2. Learning theology from the whole Bible. Because of my emphasis on the New Testament, I often saw God and his work in Jesus with no connection to the Old Testament. While reading through those old stories, I am amazed at how many times God’s grace is mentioned. My view of an angry God in the old covenant and a grace-filled God in the new one was shattered.

3. Noticing the details in the stories. When you first read through the stories found in God’s word, there is a focus simply on learning the story. Okay, Jacob and Esau were brothers and didn’t get along. Now I see things like, Esau knew his parents wanted him to take an Israelite wife and yet he purposely married not one but two Hittite women.

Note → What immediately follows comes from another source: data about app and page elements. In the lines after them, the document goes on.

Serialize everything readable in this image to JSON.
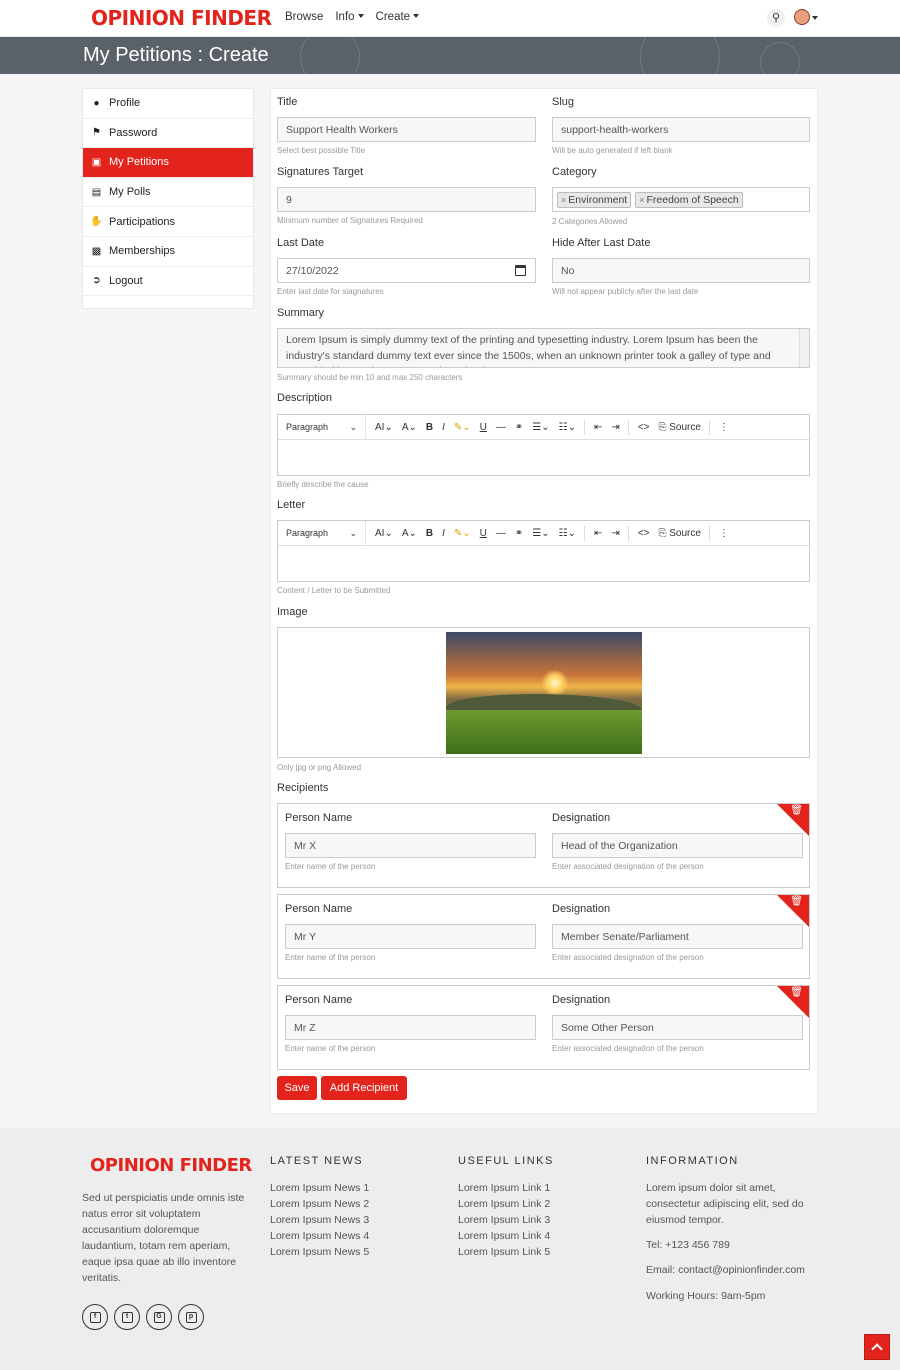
{
  "nav": {
    "logo": "OPINION FINDER",
    "links": [
      "Browse",
      "Info",
      "Create"
    ]
  },
  "banner": {
    "title": "My Petitions : Create"
  },
  "sidebar": {
    "items": [
      {
        "label": "Profile",
        "icon": "user-icon"
      },
      {
        "label": "Password",
        "icon": "key-icon"
      },
      {
        "label": "My Petitions",
        "icon": "clipboard-icon",
        "active": true
      },
      {
        "label": "My Polls",
        "icon": "chart-icon"
      },
      {
        "label": "Participations",
        "icon": "hand-icon"
      },
      {
        "label": "Memberships",
        "icon": "id-card-icon"
      },
      {
        "label": "Logout",
        "icon": "logout-icon"
      }
    ]
  },
  "form": {
    "title": {
      "label": "Title",
      "value": "Support Health Workers",
      "help": "Select best possible Title"
    },
    "slug": {
      "label": "Slug",
      "value": "support-health-workers",
      "help": "Will be auto generated if left blank"
    },
    "signatures": {
      "label": "Signatures Target",
      "value": "9",
      "help": "Minimum number of Signatures Required"
    },
    "category": {
      "label": "Category",
      "tags": [
        "Environment",
        "Freedom of Speech"
      ],
      "help": "2 Categories Allowed"
    },
    "last_date": {
      "label": "Last Date",
      "value": "27/10/2022",
      "help": "Enter last date for siagnatures"
    },
    "hide_after": {
      "label": "Hide After Last Date",
      "value": "No",
      "help": "Will not appear publicly after the last date"
    },
    "summary": {
      "label": "Summary",
      "value": "Lorem Ipsum is simply dummy text of the printing and typesetting industry. Lorem Ipsum has been the industry's standard dummy text ever since the 1500s, when an unknown printer took a galley of type and scrambled it to make a type specimen book.",
      "help": "Summary should be min 10 and max 250 characters"
    },
    "description": {
      "label": "Description",
      "help": "Briefly describe the cause"
    },
    "letter": {
      "label": "Letter",
      "help": "Content / Letter to be Submitted"
    },
    "image": {
      "label": "Image",
      "help": "Only jpg or png Allowed"
    },
    "recipients_label": "Recipients",
    "recipients": [
      {
        "name_label": "Person Name",
        "name": "Mr X",
        "name_help": "Enter name of the person",
        "des_label": "Designation",
        "designation": "Head of the Organization",
        "des_help": "Enter associated designation of the person"
      },
      {
        "name_label": "Person Name",
        "name": "Mr Y",
        "name_help": "Enter name of the person",
        "des_label": "Designation",
        "designation": "Member Senate/Parliament",
        "des_help": "Enter associated designation of the person"
      },
      {
        "name_label": "Person Name",
        "name": "Mr Z",
        "name_help": "Enter name of the person",
        "des_label": "Designation",
        "designation": "Some Other Person",
        "des_help": "Enter associated designation of the person"
      }
    ],
    "save_label": "Save",
    "add_recipient_label": "Add Recipient"
  },
  "editor": {
    "paragraph": "Paragraph",
    "source": "Source"
  },
  "footer": {
    "logo": "OPINION FINDER",
    "desc": "Sed ut perspiciatis unde omnis iste natus error sit voluptatem accusantium doloremque laudantium, totam rem aperiam, eaque ipsa quae ab illo inventore veritatis.",
    "news_title": "LATEST NEWS",
    "news": [
      "Lorem Ipsum News 1",
      "Lorem Ipsum News 2",
      "Lorem Ipsum News 3",
      "Lorem Ipsum News 4",
      "Lorem Ipsum News 5"
    ],
    "links_title": "USEFUL LINKS",
    "links": [
      "Lorem Ipsum Link 1",
      "Lorem Ipsum Link 2",
      "Lorem Ipsum Link 3",
      "Lorem Ipsum Link 4",
      "Lorem Ipsum Link 5"
    ],
    "info_title": "INFORMATION",
    "info_text": "Lorem ipsum dolor sit amet, consectetur adipiscing elit, sed do eiusmod tempor.",
    "tel": "Tel: +123 456 789",
    "email": "Email: contact@opinionfinder.com",
    "hours": "Working Hours: 9am-5pm",
    "social": [
      "facebook-icon",
      "twitter-icon",
      "google-plus-icon",
      "pinterest-icon"
    ]
  },
  "colors": {
    "accent": "#e3241c",
    "banner": "#5a6169",
    "footer": "#ededed"
  }
}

Recently I have been reading Job, and I notice how much of what he says is true, but how my theology lines up with his friends who are wrong.

4. Greater familiarity. I noticed how much more of the stories are attaching themselves to my long-term memory. I have heard this before, and it is starting to stick. God blessed me with a strong memory, but it is tremendously aided by repetition.

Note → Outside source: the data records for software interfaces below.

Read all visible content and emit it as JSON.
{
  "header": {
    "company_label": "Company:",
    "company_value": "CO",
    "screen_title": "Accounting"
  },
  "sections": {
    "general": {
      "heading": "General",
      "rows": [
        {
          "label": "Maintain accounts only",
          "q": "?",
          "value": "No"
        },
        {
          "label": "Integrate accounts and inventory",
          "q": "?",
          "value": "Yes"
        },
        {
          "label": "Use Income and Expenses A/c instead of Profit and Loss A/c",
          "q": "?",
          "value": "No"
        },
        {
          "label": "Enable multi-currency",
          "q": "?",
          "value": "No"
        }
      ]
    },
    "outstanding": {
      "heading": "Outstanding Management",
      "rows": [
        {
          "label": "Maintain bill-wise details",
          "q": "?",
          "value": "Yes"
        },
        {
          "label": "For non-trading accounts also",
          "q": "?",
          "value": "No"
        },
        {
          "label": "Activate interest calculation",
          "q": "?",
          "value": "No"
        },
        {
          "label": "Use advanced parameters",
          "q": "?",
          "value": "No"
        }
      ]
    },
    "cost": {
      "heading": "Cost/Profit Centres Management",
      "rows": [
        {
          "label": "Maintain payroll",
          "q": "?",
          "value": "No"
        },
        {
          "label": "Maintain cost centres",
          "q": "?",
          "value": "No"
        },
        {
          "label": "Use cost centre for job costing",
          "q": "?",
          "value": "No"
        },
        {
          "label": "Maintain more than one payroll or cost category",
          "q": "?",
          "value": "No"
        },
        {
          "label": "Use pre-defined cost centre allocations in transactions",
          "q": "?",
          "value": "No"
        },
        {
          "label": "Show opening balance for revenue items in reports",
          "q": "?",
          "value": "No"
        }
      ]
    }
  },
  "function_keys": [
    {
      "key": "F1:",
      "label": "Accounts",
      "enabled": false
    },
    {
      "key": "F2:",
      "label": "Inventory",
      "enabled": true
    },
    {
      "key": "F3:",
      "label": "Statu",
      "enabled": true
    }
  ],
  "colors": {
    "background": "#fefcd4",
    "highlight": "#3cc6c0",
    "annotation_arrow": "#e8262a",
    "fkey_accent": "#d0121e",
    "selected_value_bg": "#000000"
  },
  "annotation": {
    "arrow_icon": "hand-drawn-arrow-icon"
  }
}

5. I hear something new every time. My personal situation has been different with each reading. My relationships have changed, the people I serve in ministry are involved in different struggles, and my leadership is growing. Because of the changes in my life, I find that different lines and phrases touch my heart more with each reading. I underline different verses with every reading. God speaks to me in just the way I need with every page I read each time.

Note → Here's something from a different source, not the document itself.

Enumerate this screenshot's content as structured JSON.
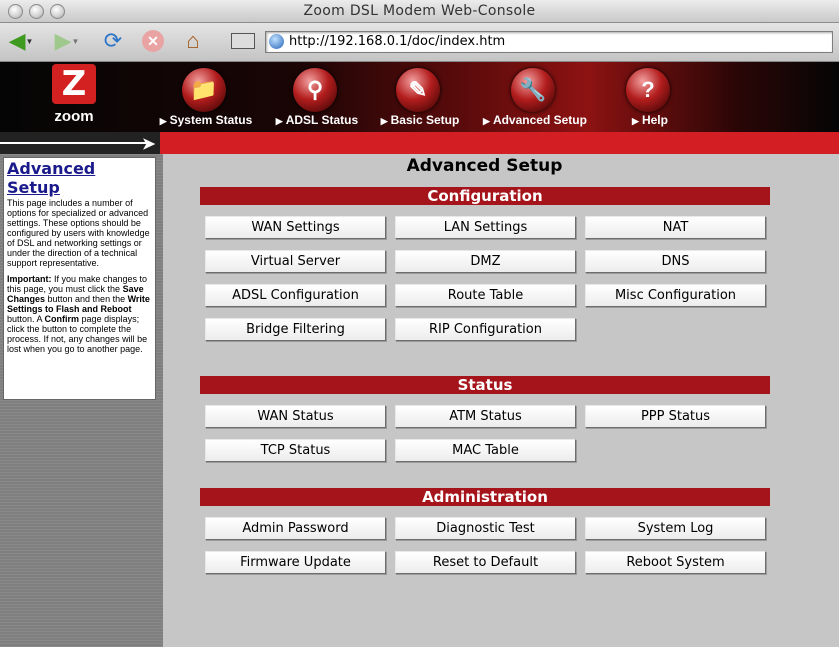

These are my reflections. Some of you have been through the Bible much more than me. What would you add to my list?

I always encourage people to read their Bible, but I would also suggest you read it more than once.

One of the Most Difficult Parts of Youth Ministry

Working with teenagers comes with a whole host of issues. I have dealt with everything from teens lying to my face, sneaking out to smoke in the bathroom, addictions, and struggles with suicide. Every year comes with a series of stories and adventures that keep teen ministry interesting.

All those adventures keep youth ministry interesting, but they are not the most challenging issue I have to deal with each year. The single biggest struggle is that teenagers only want to be entertained.

Whenever I talk to teens, who quit the youth group and ask them why they stopped I know what response I am going to receive. They will tell me something like, “It’s not that fun” or “A lot of it is boring.” Then I talk to parents, and they give me a similar response. “They just don’t enjoy it,” is the most common answer that I am given.

At first, I tried to do everything I could to make youth group fun and enjoyable. Every week was the most fun game I could find. The leaders and I would brainstorm for hours so that every minute of the group was exciting and memorable. This seemed to work a little, but the competition from the world was always better. TV, school, video games, sports and just about everything else seemed to be more fun no matter how much I planned. It was a battle the Church could just not win.

Here is the reality, our teens do not need more entertainment. They need to know God. They need to learn what the word of God says about life. They need to develop Christian friends who are walking the same path of faith. They need to get connected to mature Christian leaders who model faith. The most difficult part of youth ministry is convincing people that matters of the soul are essential.

The teens today are drowning in a sea of fun activities. At the same time, their spiritual struggles are growing. Words like depression, anxiety, stress, loneliness, and suicide are real problems for teenagers. They need to address the evil and sin that exists in the world and especially inside of their own soul. Teens, like adults, need what faith has to offer.

I no longer try to make youth group “the most fun hour of their week.” Now I am working to connect with the deepest needs of their heart. The work is challenging and frustrating, but when it works, it is the most important work in the world.